I wrapped my fingers gratefully around my mug, and looked up at him.
"Aw, shit, Betsy." He handed me a towel and a glass of ice. He gave Howard a glance, unable to completely hide his contempt. I knew he thought that Howie was a John I had brought in. "If you needed the money, you could have asked."
I felt my cheeks burn as I put together a makeshift ice pack and dabbed at my lip. "It wasn't like that Joe." Not this time, I silently added. Unfortunately, Joe was all-too-aware of my occasional desperate attempt at cash acquisition. Every once in a while I'd had to resort to a quick $20 blowjob to keep myself in such luxuries as food and clothes. Quarter-a-cup coffee tips only bought a girl so much finery. Up to now I hadn't had to go any further into the street life, but times were getting desperate, and I didn't like the picture of the future I was seeing for myself.

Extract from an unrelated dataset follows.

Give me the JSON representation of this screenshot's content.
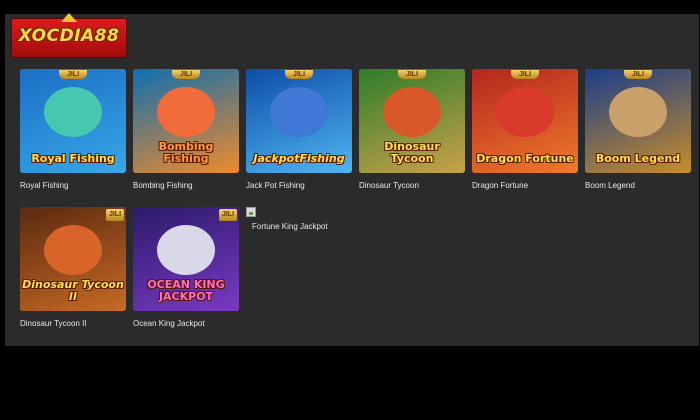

Introductions were apparently in order.
"Joe, this is Howard. Howard, Joe. Joe owns this place. Joe, Howard saved my bacon tonight, but in the process he sacrificed his wallet to the gods of street thuggery. I'm supposed to be buying him coffee. But, um..." I suddenly realized that I no longer had my purse. I must have lost it when the jackass knocked me down.
Joe nodded. "No sweat, Betsy. You can owe me. Nice to meetcha, Howard." A quick nod, and Joe left us to resume our awkward silences.
"I... ," I started.
"Um... ," he began.
Good. That's always good for a laugh and an icebreaker. I started over. "Look, Howard. I don't know what possessed you to step in like that, but it was brilliant-you were brilliant. I was dead meat out there. I have no idea how I'll ever pay you back."
He had the decency to look offended, or shocked, or both. "There's no need to pay me back, Betsy."
"No. I pay my debts. We'll have to work something out." I was fully aware, and embarrassed, at the implication I was making. Well, old habits and all that.
He nodded. "Fine. Until then, talk to me. Do you live around here?"
I contemplated my answer. Honesty didn't really seem to be the best policy here. "Yeah. Not far. Just around the corner." It was almost true. I kept a locker at the bus terminal around the corner. One dollar a week, as long as I only opened it once every seven days.
Something dark passed behind his eyes. "Bullshit, Betsy. There's nothing but abandoned buildings and businesses and the bus depot around this block. If you're going to start out by lying to me, let's just say 'nice to meetcha' and we'll go our separate ways." He started to stand. "Keep the jacket. I'll get another one."
Fuck. Some woman really screwed him over, and I couldn't stand the contempt in his voice. "Wait. Howard. Please. Sit down. Let's start over."
He stopped and sat back into the booth. "Fine. How old are you, Betsy."